Thankfully, community energy projects have been given a six month extension to complete and register feed-in tariff (FiT) projects, continued Bridge.

But despite the challenges, many groups have adapted to work for the benefit of their communities in a number of ways.

“Community energy groups are passionate about energy but also very much about tackling climate change, transforming places and building community resilience,” said Bridge. “So a lot of our members reacted really quickly when the pandemic started to spread, identifying ways that they could continue to support the community.”

In April, for example, six community-run solar farms advanced £195,000 in community benefit funds, with the money to go towards supporting their local communities during the COVID-19 pandemic.

Similarly, the Community for Renewables’ collective of four community energy enterprises mobilised £100,000 from surplus generation by community-owned solar projects, which was set aside for Corona Crisis Funds.

Elsewhere, groups like Brighton & Hove Energy Services Co-operative have been pulling together advice on energy supplier responses for prepaid meter customers during the pandemic, as Bridge explains.
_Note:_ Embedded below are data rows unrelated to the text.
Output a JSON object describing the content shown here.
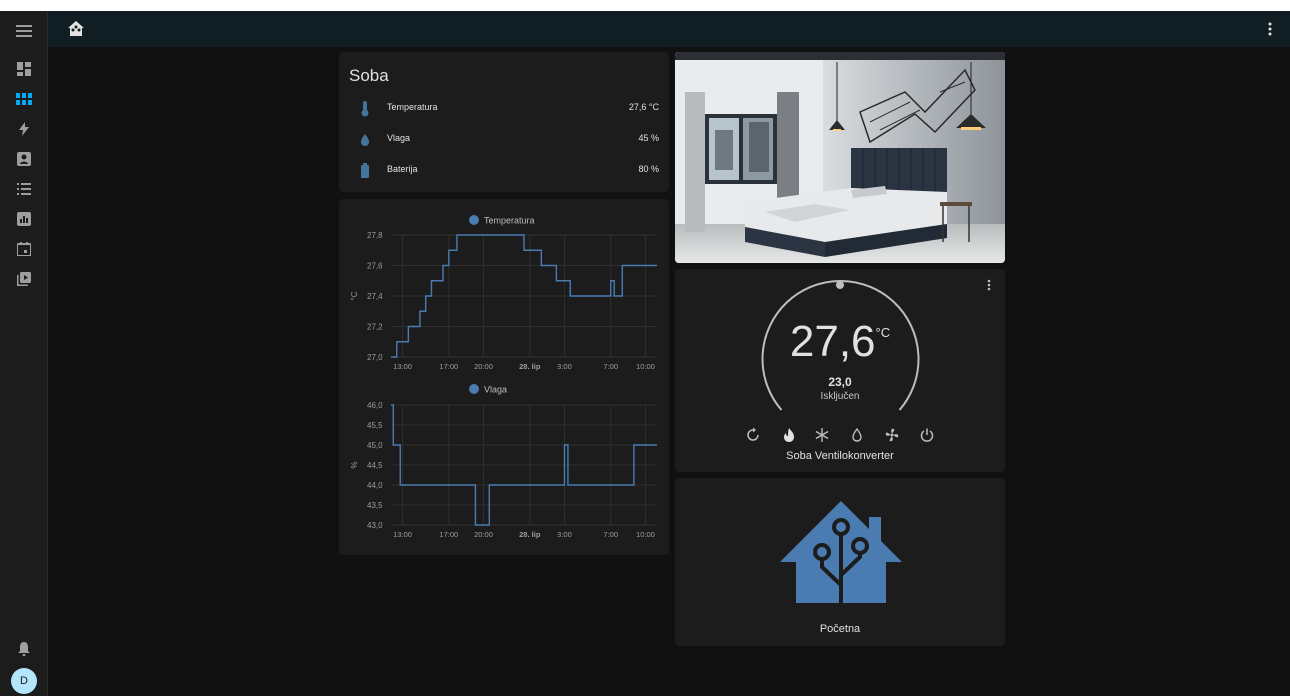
{
  "toolbar": {
    "menu_icon": "menu-icon",
    "home_icon": "home-assistant-icon",
    "more_icon": "dots-vertical-icon"
  },
  "sidebar": {
    "items": [
      {
        "icon": "view-dashboard-icon",
        "active": false
      },
      {
        "icon": "view-grid-icon",
        "active": true
      },
      {
        "icon": "lightning-bolt-icon",
        "active": false
      },
      {
        "icon": "account-box-icon",
        "active": false
      },
      {
        "icon": "format-list-icon",
        "active": false
      },
      {
        "icon": "chart-box-icon",
        "active": false
      },
      {
        "icon": "calendar-icon",
        "active": false
      },
      {
        "icon": "play-box-multiple-icon",
        "active": false
      }
    ],
    "bell_icon": "bell-icon",
    "avatar": "D"
  },
  "entities": {
    "title": "Soba",
    "rows": [
      {
        "icon": "thermometer-icon",
        "name": "Temperatura",
        "value": "27,6 °C"
      },
      {
        "icon": "water-percent-icon",
        "name": "Vlaga",
        "value": "45 %"
      },
      {
        "icon": "battery-icon",
        "name": "Baterija",
        "value": "80 %"
      }
    ]
  },
  "chart_data": [
    {
      "type": "line",
      "title": "",
      "legend": "Temperatura",
      "ylabel": "°C",
      "ylim": [
        27.0,
        27.8
      ],
      "yticks": [
        "27,0",
        "27,2",
        "27,4",
        "27,6",
        "27,8"
      ],
      "xticks": [
        "13:00",
        "17:00",
        "20:00",
        "28. lip",
        "3:00",
        "7:00",
        "10:00"
      ],
      "x_hours": [
        12.0,
        12.5,
        13.5,
        14.5,
        15.0,
        15.5,
        16.5,
        17.0,
        17.7,
        19.0,
        22.0,
        23.5,
        25.0,
        26.0,
        26.3,
        26.8,
        27.5,
        28.0,
        29.0,
        30.5,
        31.0,
        31.3,
        32.0,
        33.5,
        35.0
      ],
      "values": [
        27.0,
        27.1,
        27.2,
        27.3,
        27.4,
        27.5,
        27.6,
        27.7,
        27.8,
        27.8,
        27.8,
        27.7,
        27.6,
        27.6,
        27.5,
        27.5,
        27.4,
        27.4,
        27.4,
        27.4,
        27.5,
        27.4,
        27.6,
        27.6,
        27.6
      ]
    },
    {
      "type": "line",
      "title": "",
      "legend": "Vlaga",
      "ylabel": "%",
      "ylim": [
        43.0,
        46.0
      ],
      "yticks": [
        "43,0",
        "43,5",
        "44,0",
        "44,5",
        "45,0",
        "45,5",
        "46,0"
      ],
      "xticks": [
        "13:00",
        "17:00",
        "20:00",
        "28. lip",
        "3:00",
        "7:00",
        "10:00"
      ],
      "x_hours": [
        12.0,
        12.2,
        12.8,
        19.3,
        20.5,
        27.0,
        27.3,
        28.0,
        33.0,
        35.0
      ],
      "values": [
        46.0,
        45.0,
        44.0,
        43.0,
        44.0,
        45.0,
        44.0,
        44.0,
        45.0,
        45.0
      ]
    }
  ],
  "thermostat": {
    "current": "27,6",
    "unit": "°C",
    "target": "23,0",
    "state": "Isključen",
    "name": "Soba Ventilokonverter",
    "more_icon": "dots-vertical-icon",
    "modes": [
      "autorenew-icon",
      "fire-icon",
      "snowflake-icon",
      "water-percent-icon",
      "fan-icon",
      "power-icon"
    ]
  },
  "launcher": {
    "label": "Početna",
    "icon": "home-assistant-logo-icon"
  },
  "colors": {
    "accent": "#03a9f4",
    "series": "#4a7bb1",
    "logo": "#41bdf5"
  }
}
“It is having that trusted voice that people who might struggle to know exactly how to get in touch with a supplier or who they need to go to for issues, they just have that helping hand there.”

Groups have worked to protect the future of the sector as well, such as the Community Energy Scheme giving its members a payment break for April, May and June, saving them over £200,000 in energy costs.
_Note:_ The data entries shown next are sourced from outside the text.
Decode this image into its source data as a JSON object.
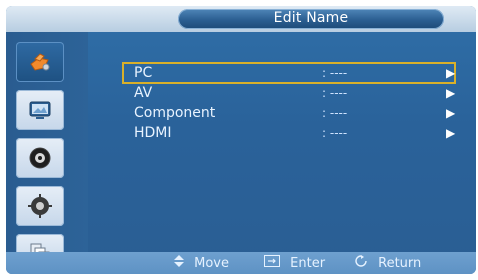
{
  "window": {
    "title": "Edit Name"
  },
  "sidebar": {
    "items": [
      {
        "icon": "input-icon",
        "selected": true
      },
      {
        "icon": "picture-icon",
        "selected": false
      },
      {
        "icon": "sound-icon",
        "selected": false
      },
      {
        "icon": "setup-icon",
        "selected": false
      },
      {
        "icon": "multi-control-icon",
        "selected": false
      }
    ]
  },
  "list": {
    "items": [
      {
        "label": "PC",
        "value": ": ----",
        "arrow": "▶",
        "selected": true
      },
      {
        "label": "AV",
        "value": ": ----",
        "arrow": "▶",
        "selected": false
      },
      {
        "label": "Component",
        "value": ": ----",
        "arrow": "▶",
        "selected": false
      },
      {
        "label": "HDMI",
        "value": ": ----",
        "arrow": "▶",
        "selected": false
      }
    ]
  },
  "footer": {
    "move_label": "Move",
    "enter_label": "Enter",
    "return_label": "Return"
  },
  "colors": {
    "accent_selected_outline": "#d9b02a",
    "osd_blue": "#2f6fa8"
  }
}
As the UK begins to look at lifting lockdown measures however, a new range of challenges are likely to present themselves.

Bridge echoed many in the energy sector, with hopes that the recovery can be used for the benefit of all in the UK.

“I think one of the most important things is around looking at how we build back better, how we use those positive examples of community led action and collaboration, to make sure that when we come out the other side, we've not just having a green recovery but it just recovery as well.”

Earlier in May, the Committee on Climate Change highlighted that the UK has a “golden chance” to place renewables at the heart of the COVID-19 recovery, in an open letter sent to the government.

Going forwards, community energy is likely to face many of the challenges other organisations are preparing for as the UK comes out of lockdown. But lessons have been learnt from the current crisis, for example taking advantage of digital tools to stay connected online.

“Being mainly volunteer led and spread across the country, it's also been quite hard to share learnings and work together, to aggregate and amalgamate our learning and our projects,” explained Bridge. “I think there will be a much greater focus on that going forward in terms of the virtual meetings and the virtual learning, and we're developing online resources to help with that as well.”

Beyond the workings of community energy groups, there could also be changes in the focus of projects.

Bridge continued: “I think a lot of the business models that are being explored by this sector are very similar to the rest of the energy sector. We’re looking at more smart tech and how to make current assets more efficient, integrating storage and looking at low carbon vehicle projects, and of course, heat as well. Those sorts of things are going to be very similar, the broader impact through recession will be the same.”

Community energy is seemingly in a strong position. In February two community groups CORE and YCE celebrated the first subsidy-free solar farm completion. Speaking to Solar Power Portal in April, YCE director Andrew Moore discussed how subsidy-free community solar was now just a matter of numbers, that had managed to add up for the pair.

“Community energy is relatively easy to understand, and it does inspire people to take wider action and behaviour change,” finished Bridge. “So I can see community energy being far more embedded into things like local authority, climate declarations, because at the moment, those things may not be quite as high profile because obviously there's more pressing immediate threats, but that work is still taking place.”